But there’s more to remote work than infrastructure and support. The CIO article “7 secrets of successful remote IT teams” outlines the roles and responsibilities for teams collaborating remotely. Strong, compassionate leadership in disruptive times is key – a point underlined in that story by Allison St. John, co-founder of The Remote Leader Project: “It’s most important that the team lead have people skills so that the highly technical and most skilled people can continue to produce in their technical strength.”
There’s no way around it: Working from home increases endpoint vulnerability, especially when many employees may be unaccustomed to using their laptops on the home Wi-Fi setup. That’s one reason why 33 percent of those surveyed (and 51 percent of government respondents) cited security management as their primary focus over the next 12 months.
Back in mid-March, CSO posted “6 ways attackers are exploiting the COVID-19 crisis,” in which the threat of phishing emails figured prominently. Sherrod DeGrippo, senior director of threat research and detection at Proofpoint, told CSO that “our threat research team has observed numerous COVID-19 malicious email campaigns with many using fear to try and convince potential victims to click. Criminals have sent waves of emails that have ranged from a dozen to over 200,000 at a time.”
Another survey question asked how IT leaders planned to spend whatever savings they might get from increasing operational efficiency. In response, 42 percent of respondents (and 52 percent of IT execs) said they were likely to invest in “new/upgraded technology to improve security,” the second choice after the perennial “new technologies to improve customer engagement/satisfaction.”
What new security tech might be procured? “COVID-19 offers a unique opportunity to pilot zero trust, rapidly and at scale” put one leading security trend front and center.

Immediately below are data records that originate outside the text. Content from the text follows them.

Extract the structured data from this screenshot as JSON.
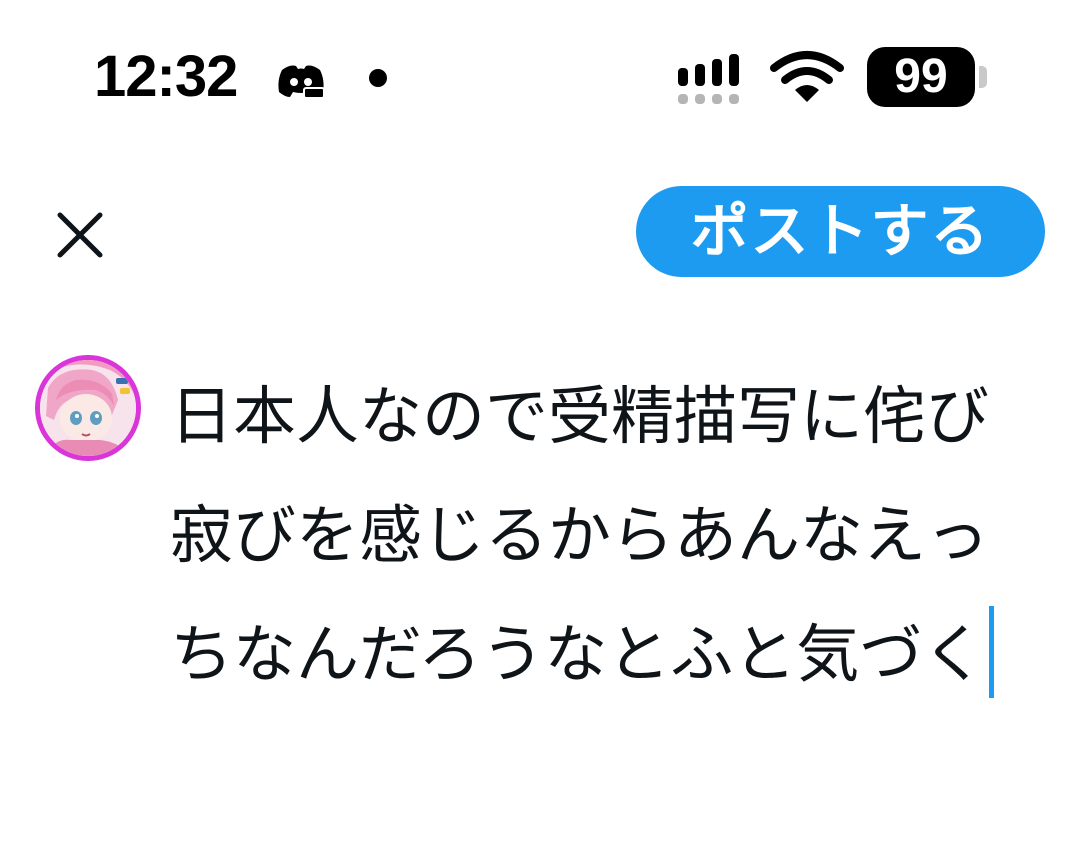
{
  "status_bar": {
    "time": "12:32",
    "battery_level": "99"
  },
  "compose": {
    "post_label": "ポストする",
    "text": "日本人なので受精描写に侘び寂びを感じるからあんなえっちなんだろうなとふと気づく"
  },
  "icons": {
    "close": "close-icon",
    "discord": "discord-icon",
    "signal": "signal-icon",
    "wifi": "wifi-icon"
  },
  "colors": {
    "accent": "#1d9bf0",
    "avatar_ring": "#d935d9",
    "text": "#0f1419"
  }
}
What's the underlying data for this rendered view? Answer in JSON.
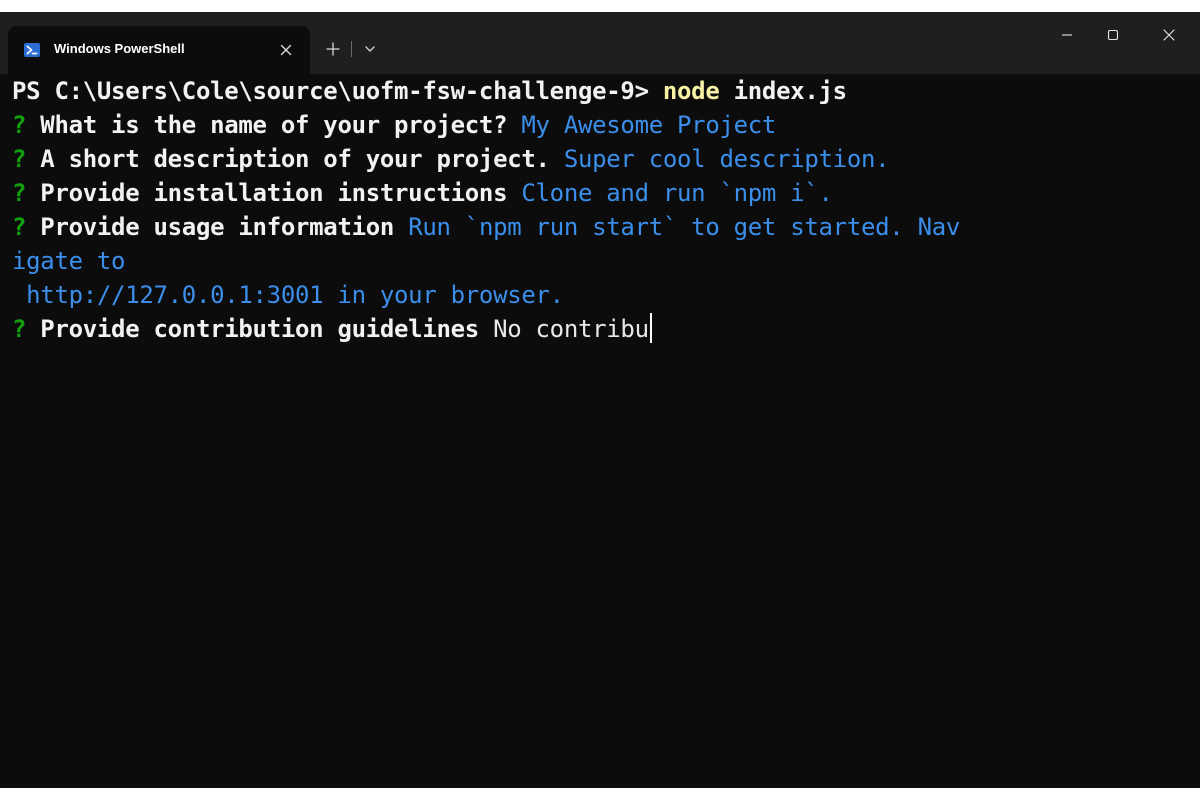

Chase Cunningham, a principal analyst Forrester, offered a bullish take on the potential of zero trust, which mandates persistent authentication to prevent attackers from moving laterally when they penetrate an organization. “This is the future of the workspace and now they have an opportunity to test that stuff out for free in lots of instances and continue to grow from there,” he said. “If it was me, I would be jumping on this as fast as I could.”
Coming to grips with the new reality
IT leaders and everyone else are still trying to grasp the magnitude of our current crisis – the lives lost, the treasure spent, the businesses that may never recover. Yet it’s part of any leader’s job to set clear priorities, so when the unforeseen strikes, that which sustains the business rolls on, that which promises new opportunity nets investment, and that which offers too little return melts away.
It’s encouraging to see that among our respondents, transformational initiatives remain on the front burner. Many of those endeavors, once implemented, promise to reduce costs. Yet 41 percent of the IT leaders surveyed (and 48 percent of IT execs) said that redesigning business processes was their first priority, while 36 percent chose “developing and refining business strategy.” IT leaders are already thinking ahead and, in some cases, using the crisis as a pivot point to modernize operations and put an end to wasteful practices and projects.
At the same time, groups within organizations are recognizing their common interests, observed Jim Swanson, EVP and Group CIO at Johnson & Johnson, in the CIO article “How Johnson & Johnson IT is managing a global crisis.” He believes the pandemic has helped his company’s vast IT organization recognize the need to work together as one team. “We now see clearly that no one group is big enough, smart enough, or has all of the resources to be on their own. This pandemic is showing how powerful we can be when we work together on a single mission.”